Many Americans couldn't care less about -- nor do they understand -- this week's frenzy on Wall Street. Pictured: the New York Stock Exchange on August 25, 2015. Getty Images/Spencer Platt

As financial markets dip, crater and then surge once again, cable news networks are abuzz with frenzied analysis; pundits and investors alike offer up dozens of reasons for the sudden volatility; the Federal Reserve watches with bated breath. And all the while, much of the country is responding with a collective shrug.

That’s because fewer people are invested in the stock market today than at any time in nearly the last two decades -- the product of dogged wage stagnation and a dramatic loss of faith in markets. Data varies by source. But according to the U.S. Federal Reserve's most recent survey, only about 48 percent of Americans reported owning stocks or stock-based investments, down from a 2007 peak of 65 percent, according to Gallup. A more recent study released in April by consumer finance firm found the same proportion as the Fed, which marks the lowest participation rate since 1995, when about 41 percent held some form of stock.

One is more likely to encounter a daily tea drinker in the United States than someone with money invested in the stock market -- and that includes so-called nondirect investments like mutual funds held in 401(k) accounts. Even fewer Americans, about 14 percent, own individual stocks like Apple or Microsoft. About twice as many people own dogs or tablet computers. More smoke cigarettes than own individual shares in publicly traded companies.

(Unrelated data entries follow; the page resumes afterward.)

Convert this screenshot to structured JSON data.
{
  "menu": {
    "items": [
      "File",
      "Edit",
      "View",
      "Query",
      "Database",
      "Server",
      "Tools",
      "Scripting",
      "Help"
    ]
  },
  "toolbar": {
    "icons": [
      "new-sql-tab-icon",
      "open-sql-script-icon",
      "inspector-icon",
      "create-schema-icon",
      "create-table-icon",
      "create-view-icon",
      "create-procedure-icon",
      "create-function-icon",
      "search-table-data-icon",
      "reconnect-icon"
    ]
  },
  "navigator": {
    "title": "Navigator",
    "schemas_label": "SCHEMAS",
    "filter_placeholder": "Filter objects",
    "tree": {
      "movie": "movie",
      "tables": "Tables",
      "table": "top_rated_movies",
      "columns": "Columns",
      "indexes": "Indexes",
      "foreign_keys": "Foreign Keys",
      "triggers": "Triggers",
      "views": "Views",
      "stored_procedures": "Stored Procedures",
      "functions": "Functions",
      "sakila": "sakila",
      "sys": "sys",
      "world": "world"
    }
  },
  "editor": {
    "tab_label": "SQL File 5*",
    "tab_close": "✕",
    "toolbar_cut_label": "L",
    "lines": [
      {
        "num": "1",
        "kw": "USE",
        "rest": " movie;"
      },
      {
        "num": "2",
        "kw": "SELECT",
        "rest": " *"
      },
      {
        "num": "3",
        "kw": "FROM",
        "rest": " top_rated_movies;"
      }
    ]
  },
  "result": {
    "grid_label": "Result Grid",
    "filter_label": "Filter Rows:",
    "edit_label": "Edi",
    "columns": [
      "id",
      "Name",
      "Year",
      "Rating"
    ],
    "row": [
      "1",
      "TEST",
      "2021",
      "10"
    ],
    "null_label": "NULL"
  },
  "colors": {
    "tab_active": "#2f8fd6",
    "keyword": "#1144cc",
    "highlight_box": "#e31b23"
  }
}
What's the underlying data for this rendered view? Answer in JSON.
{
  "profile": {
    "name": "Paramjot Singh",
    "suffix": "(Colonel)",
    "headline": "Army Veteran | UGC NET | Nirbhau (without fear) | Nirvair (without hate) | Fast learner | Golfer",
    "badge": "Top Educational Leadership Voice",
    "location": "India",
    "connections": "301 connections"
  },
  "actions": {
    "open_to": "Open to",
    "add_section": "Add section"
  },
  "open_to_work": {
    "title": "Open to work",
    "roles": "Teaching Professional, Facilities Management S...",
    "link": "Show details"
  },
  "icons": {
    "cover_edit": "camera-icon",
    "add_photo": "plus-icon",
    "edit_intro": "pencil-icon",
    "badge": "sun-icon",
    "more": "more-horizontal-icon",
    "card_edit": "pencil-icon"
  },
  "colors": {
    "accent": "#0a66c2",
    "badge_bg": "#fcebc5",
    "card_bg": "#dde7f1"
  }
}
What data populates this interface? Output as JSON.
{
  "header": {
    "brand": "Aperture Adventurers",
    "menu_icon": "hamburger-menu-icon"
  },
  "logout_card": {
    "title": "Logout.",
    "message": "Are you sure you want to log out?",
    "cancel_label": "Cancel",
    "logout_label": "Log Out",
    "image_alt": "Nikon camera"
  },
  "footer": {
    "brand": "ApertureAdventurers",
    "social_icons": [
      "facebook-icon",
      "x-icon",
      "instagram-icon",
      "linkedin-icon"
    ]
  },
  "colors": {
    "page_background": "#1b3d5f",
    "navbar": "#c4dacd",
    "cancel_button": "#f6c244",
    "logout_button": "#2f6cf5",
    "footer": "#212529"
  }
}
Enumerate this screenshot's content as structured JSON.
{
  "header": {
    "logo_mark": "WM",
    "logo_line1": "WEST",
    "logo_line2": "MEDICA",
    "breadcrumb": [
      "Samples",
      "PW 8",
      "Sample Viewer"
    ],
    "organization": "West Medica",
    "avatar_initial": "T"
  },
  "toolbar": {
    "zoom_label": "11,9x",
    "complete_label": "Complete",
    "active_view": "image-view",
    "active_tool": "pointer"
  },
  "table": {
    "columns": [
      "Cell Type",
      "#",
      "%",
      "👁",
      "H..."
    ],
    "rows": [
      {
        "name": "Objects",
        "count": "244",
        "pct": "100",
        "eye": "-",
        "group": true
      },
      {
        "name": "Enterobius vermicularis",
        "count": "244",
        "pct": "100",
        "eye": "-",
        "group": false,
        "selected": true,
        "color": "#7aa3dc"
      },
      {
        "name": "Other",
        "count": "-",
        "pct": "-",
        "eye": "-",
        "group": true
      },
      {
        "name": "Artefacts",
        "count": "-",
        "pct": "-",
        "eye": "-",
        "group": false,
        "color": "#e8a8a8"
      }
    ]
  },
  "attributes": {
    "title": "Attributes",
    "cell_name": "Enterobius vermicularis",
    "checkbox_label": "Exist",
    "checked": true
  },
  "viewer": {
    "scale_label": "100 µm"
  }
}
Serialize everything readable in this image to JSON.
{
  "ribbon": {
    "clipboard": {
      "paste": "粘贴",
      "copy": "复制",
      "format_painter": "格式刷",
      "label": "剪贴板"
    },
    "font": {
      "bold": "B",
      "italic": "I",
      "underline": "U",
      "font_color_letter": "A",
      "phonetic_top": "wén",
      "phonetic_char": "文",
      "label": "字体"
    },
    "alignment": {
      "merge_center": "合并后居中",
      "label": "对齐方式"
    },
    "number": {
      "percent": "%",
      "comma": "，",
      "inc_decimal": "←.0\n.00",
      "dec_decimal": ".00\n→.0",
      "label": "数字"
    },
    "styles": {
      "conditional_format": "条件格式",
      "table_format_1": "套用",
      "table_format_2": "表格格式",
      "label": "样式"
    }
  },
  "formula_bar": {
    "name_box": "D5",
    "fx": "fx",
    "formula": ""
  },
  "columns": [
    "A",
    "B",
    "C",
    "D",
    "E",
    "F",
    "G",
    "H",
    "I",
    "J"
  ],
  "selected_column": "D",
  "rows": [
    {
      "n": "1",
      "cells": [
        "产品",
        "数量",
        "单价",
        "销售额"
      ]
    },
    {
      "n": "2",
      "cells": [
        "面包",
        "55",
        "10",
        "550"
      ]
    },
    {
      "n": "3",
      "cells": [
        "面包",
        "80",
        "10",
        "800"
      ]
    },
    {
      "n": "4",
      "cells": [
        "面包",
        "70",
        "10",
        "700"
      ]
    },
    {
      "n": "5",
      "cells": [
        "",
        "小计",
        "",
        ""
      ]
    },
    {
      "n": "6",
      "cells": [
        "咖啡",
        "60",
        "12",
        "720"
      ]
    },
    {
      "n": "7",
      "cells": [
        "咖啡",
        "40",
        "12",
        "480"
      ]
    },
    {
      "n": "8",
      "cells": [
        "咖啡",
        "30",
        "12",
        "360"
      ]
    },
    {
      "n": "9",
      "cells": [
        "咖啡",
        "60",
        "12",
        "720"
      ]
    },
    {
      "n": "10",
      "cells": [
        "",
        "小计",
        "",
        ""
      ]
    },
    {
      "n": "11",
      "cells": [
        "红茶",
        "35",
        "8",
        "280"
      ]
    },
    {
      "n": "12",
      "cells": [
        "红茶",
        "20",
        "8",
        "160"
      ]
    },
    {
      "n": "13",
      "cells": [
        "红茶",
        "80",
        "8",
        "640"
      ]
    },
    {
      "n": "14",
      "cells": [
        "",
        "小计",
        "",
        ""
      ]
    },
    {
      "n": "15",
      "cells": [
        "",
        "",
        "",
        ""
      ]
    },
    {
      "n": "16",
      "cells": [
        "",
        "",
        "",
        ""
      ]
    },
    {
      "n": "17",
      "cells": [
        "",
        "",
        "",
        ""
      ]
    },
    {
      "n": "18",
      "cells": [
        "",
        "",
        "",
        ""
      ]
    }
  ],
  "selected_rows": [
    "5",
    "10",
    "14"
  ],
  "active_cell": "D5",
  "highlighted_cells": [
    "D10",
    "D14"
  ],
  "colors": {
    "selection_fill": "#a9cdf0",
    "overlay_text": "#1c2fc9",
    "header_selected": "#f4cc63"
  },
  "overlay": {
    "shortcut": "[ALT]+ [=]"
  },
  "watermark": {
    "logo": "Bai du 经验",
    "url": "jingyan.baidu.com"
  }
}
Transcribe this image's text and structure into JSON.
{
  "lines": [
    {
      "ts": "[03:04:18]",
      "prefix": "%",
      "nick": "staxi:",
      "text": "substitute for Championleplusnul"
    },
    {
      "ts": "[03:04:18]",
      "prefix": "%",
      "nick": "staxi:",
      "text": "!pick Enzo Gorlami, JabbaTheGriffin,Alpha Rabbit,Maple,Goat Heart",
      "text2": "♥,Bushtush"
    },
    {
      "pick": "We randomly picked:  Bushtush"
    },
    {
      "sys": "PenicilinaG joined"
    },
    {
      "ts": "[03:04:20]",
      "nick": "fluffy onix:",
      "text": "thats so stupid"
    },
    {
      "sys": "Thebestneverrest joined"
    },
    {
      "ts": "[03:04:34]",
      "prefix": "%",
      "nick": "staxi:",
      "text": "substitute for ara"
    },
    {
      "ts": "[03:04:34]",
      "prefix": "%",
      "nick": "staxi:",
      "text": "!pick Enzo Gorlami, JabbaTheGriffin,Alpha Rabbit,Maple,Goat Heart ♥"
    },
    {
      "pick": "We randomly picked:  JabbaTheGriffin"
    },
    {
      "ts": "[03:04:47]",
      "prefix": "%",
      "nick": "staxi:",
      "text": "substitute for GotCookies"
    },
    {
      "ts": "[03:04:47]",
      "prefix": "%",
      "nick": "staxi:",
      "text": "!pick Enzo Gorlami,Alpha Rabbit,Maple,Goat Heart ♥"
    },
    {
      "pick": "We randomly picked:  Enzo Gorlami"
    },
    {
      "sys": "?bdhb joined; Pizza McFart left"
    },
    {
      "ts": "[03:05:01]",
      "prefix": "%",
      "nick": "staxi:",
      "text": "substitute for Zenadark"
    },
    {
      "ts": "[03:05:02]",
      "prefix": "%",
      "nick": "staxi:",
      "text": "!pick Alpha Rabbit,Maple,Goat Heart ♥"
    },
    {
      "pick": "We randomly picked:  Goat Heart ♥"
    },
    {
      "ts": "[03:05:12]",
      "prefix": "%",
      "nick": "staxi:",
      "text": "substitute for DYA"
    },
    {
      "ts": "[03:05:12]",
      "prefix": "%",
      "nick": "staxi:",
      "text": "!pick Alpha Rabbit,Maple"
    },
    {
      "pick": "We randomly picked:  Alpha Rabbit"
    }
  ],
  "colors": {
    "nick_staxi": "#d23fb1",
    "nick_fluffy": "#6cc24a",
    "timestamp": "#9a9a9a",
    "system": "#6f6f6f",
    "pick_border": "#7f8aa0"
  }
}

On the one hand, it’s because of wage stagnation. People aren’t going to invest when they don’t have any savings. Over the last year, average hourly earnings have barely kept up with inflation. And since the dark days of the Great Recession, pay for working class people has essentially stayed the same, even as the unemployment rate has dropped.

Average Hourly Earnings of All Private Employees (Seasonally Adjusted) | FindTheData

But that doesn’t account for the full picture. Even people with the means to invest are steering clear of Wall Street. When asked what kind of investments “made the most sense,” more people said real estate or cash--savings accounts or certificates of deposit--than stocks, according to a separate survey released last month.

“People are still very squeamish about the volatility of the stock market,” says Greg McBride, chief financial analyst at Bankrate. “The recession of 2008 is still fresh in a lot of people’s memories.”

These post-recession jitters, McBride says, are “counter to what we’ve seen in previous cycles”--periods in which stock market participation grew as economic confidence returned.

That’s in part because of the sheer size of the recession, the worst since the Great Depression. What’s harder to quantify, though, is the corresponding loss of faith.

By American standards, confidence in the marketplace remains unusually shaky, according to Richard Wolff, an economics professor at the New School. People today don’t have as much faith as they once did in the hordes of economists and financial gurus encouraging them to invest. Not only did this pack of experts fail to predict the recession, but they’ve consistently underestimated the agony of the recovery: “We were told it would be short and shallow, and here it is, neither short nor shallow,” says Wolff.

Many share a feeling that the rules of the game are rigged or that it’s too risky to invest savings in a system they cannot possibly understand. News stories highlight the growing use of mind-numbingly complex algorithms and automated trading systems. Episodes like the 2010 Flash Crash--an unexpected 1,000-point nosedive that critics have blamed on the rise of high-frequency traders -- reinforce the perception that Wall Street is for the "big boys" alone.

“There’s a growing sense that the world of investing is for highly specialized, rich professions,” Wolff says. In the eyes of most people, “this is an extraordinarily difficult game in which the average person is underprepared, under-provisioned.”

Mass investment in the stock market is still a relatively recent phenomenon, with overall participation rates higher than they were in the 1980s and 1990s. But recent surveys suggest that's at risk: Only a quarter of people under the age of 30 are invested in the stock market, according to

Occupy Wall Street demonstrators participating in a street-theater production wear signs around their neck representing their student debt during a protest against the rising national student debt in Union Square, New York City, on April 25, 2012. Reuters/Andrew Burton

The loss of faith is unfortunate, if understandable, according to McBride, since millennials bear such a heavy retirement burden. They’ll be living longer with mounting healthcare costs and declining access to pensions, to say nothing of the perpetual political uncertainties that loom over Social Security. Only higher-return investments like stocks and 401(k)s can deliver the level of savings today’s young people will need, he says.

That’s a tough ask, according to Brandon Rees, deputy director of the office of investment at the AFL-CIO, the nation’s largest labor federation. “They’re all in debt and they’re entering the worst job market since the Great Depression," he says.

“You want them to get back into the stock market?” says Wolff. “Then address the more urgent needs.”